After spending the past two seasons at IceWorks in Aston, Pennsylvania, the NAHL’s (North American Hockey League) Rebels are moving their operation to the Penn Ice Rink at the Class of 1923 Arena, where they made the formal announcement on Monday. It will be the organization’s third different home rink in the past four seasons after relocating from the Rio Grande Valley in 2015.

“It was a no-brainer,” team owner Marko Dundovich said. “When the opportunity presented itself, it was very easy. I think it will give the boys a better opportunity to play, get them seen and I think it’s going to continue to grow here, and our business and organization will do much better here.”

The Rebels and junior hockey simply didn’t attract a broad appeal in the Philadelphia suburbs like ownership had hoped, and as a result, attendance lagged as the team typically averaged around 125 fans a game.

“It was the first time we tried Junior A hockey here,” Dundovich said. “If we had a 300-, 400- or 500-person fan base, we would have been OK in Aston, but I think it was tough to sell a junior hockey ticket in Aston. It’s a difficult sell in a small town.”   

Conversely, hockey fans in Philadelphia haven’t had much of an alternative to the Flyers since the Phantoms left the city in 2009 for Glens Falls, New York. Rebels forward Aaron Maguyon, who stays with former Flyers captain Keith Primeau throughout the season, feels the team cannot only fill the 2,500-seat ice rink, but the players will greatly benefit from the college vibe.  

“I think it prepares us for the future and playing college hockey, for sure, so in that way, it’s like a sneak peek for what’s to come," Maguyon said. "I think it helps pull guys closer together. We have restaurants we can go to or just activities we can do in the city."

According to the league website, the NAHL set a new single-season NCAA record with 280-plus commitments, and the Rebels had 12 commit to Divison I programs.
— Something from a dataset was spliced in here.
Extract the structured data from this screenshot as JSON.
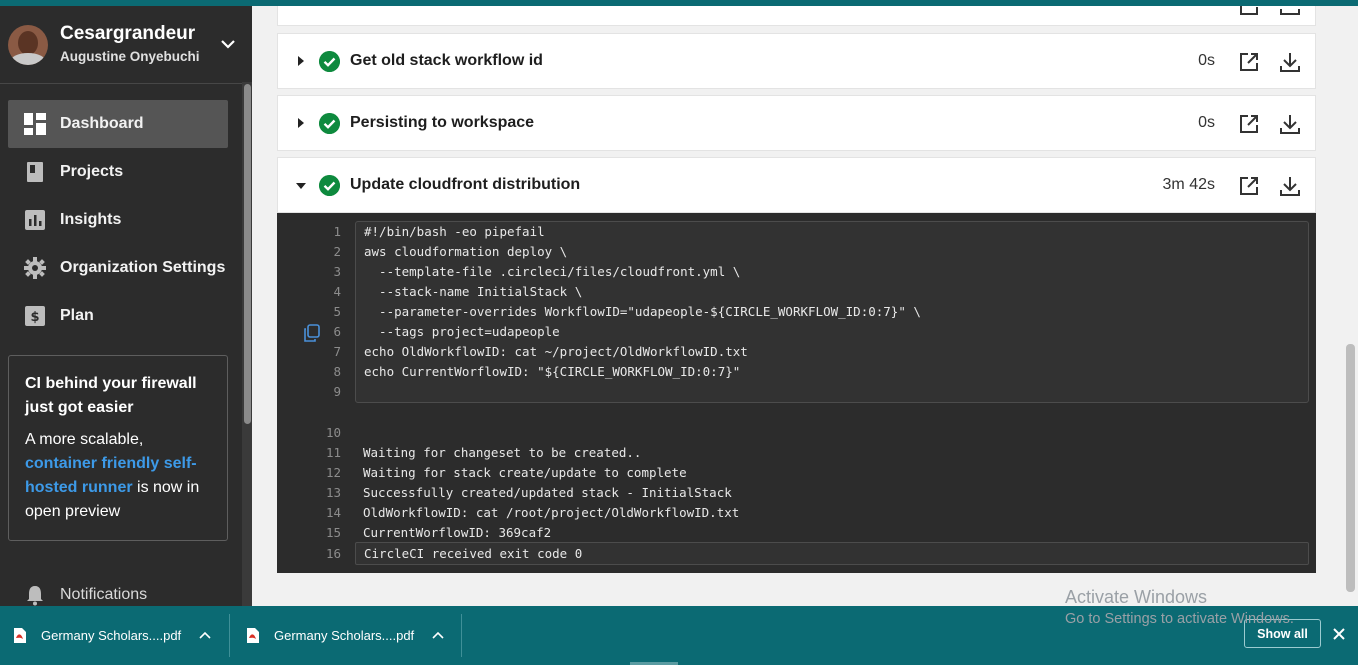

Head coach Joe Coombs has built a tier-II junior hockey powerhouse over the past two years. Last season, the Rebels finished with the NAHL’s best regular-season record, advancing to the championship game of the Robertson Cup in Duluth, Minnesota, where they came up short in a 2-0 loss to the Lone Star Brahmas. 

“This is business,” Coombs said. “Let’s bring the game to the people. Over the last two years, we struggled with our attendance. I didn’t even know this place was here — UPenn hockey rink — and we couldn’t think of a better venue right here in University City to try and market our brand of hockey and bring our game to the people.”  

And who knows? You might just see a few former Flyers in the seats, as well.